And, ultimately, if the edge isn't capital, the only other possible edge the Indian company has must be access to superior technology it created itself. However, unless its R&D budget is larger than Google's (and I seriously doubt it), then its competitive edge is a mystery.
But there is no mystery. The presenter asks us not to pay attention to the man behind the curtain. Behind the curtain lies allegedly superior technology powered by the megaprocessors of hundreds of servers processing language strings in supercooled storage buildings in Hyderabad. When we push back the curtains, however, we find a huge hamster wheel powered by thousands of underpaid and underqualified translators post-editing stuff the agency downloaded from Google Translate.
But let's go back to the mathematically challenged example above. The paragraph I quoted at length is very apt because it very neatly summarizes the sort of "deal" that freelance translators will be faced with over the next few years. Increasingly, translation agencies (let's call them TAs, since we apparently love acronyms so much) will try to migrate their freelance workforce to a new payment model based on hours and away from the per-word model (and its per-line and per-character brethren). The presenter mentions the possibility of a per-project rate, but my hunch is the per-hour basis will be much easier to introduce for several reasons.
There is nothing wrong per se with a movement toward lower per-word rates or even per-hour fees, albeit with a major caveat: provided that (and that is a big unknown) computerized translation technology delivers the productivity gains that the poor man's Chris Andersons of the translation world are rhapsodizing about (always around the corner, perpetually beyond the reach of our thirsting, tantalized lips).
|"With MT, it almost feels as if the wheel is moving by itself!"|

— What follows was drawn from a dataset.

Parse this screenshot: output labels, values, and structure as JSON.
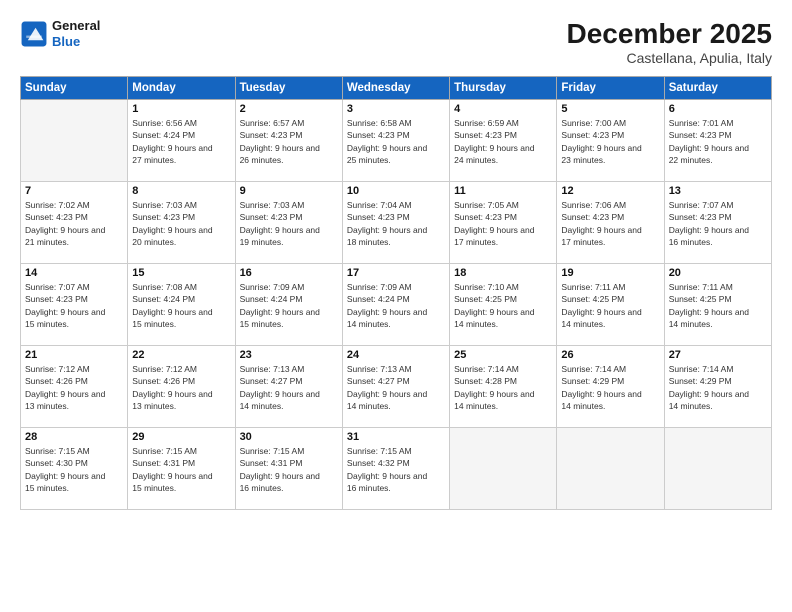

I can hazard a couple of explanations. Technological determinists and free market theologists (this person is probably both) see competition and efficiency as absolute values. Schumpeter and creative destruction, etc. Don't get me wrong, competition and efficiency are important values. However, mindless migration to absolute computerization of the translation process before it is scientifically proven that post-editing is better, both qualitatively and quantitatively, is simply stupid. Frankly, we are not quite there yet. Do it badly or prematurely and it could become a traumatic process in which professionals are forced to become a hamsters on a poorly made wheel that perpetuates human misery.
The other potential explanation is that the author of this presentation is slowly transitioning from senior executive of a failing MLV to freelance cyberevangelist for creative destruction in the language world. And if his competition is undercutting him by 60% and providing the same quality, that is a smart move.
Miguel Llorens is a freelance financial translator based in Madrid who works from Spanish into English. He is specialized in equity research, economics, accounting, and investment strategy. He has worked as a translator for Goldman Sachs, the US Government's Open Source Center and H.B.O. International, as well as many small-and-medium-sized brokerages and asset management companies operating in Spain. To contact him, visit his website and write to the address listed there. Feel free to join his LinkedIn network or to follow him on Twitter.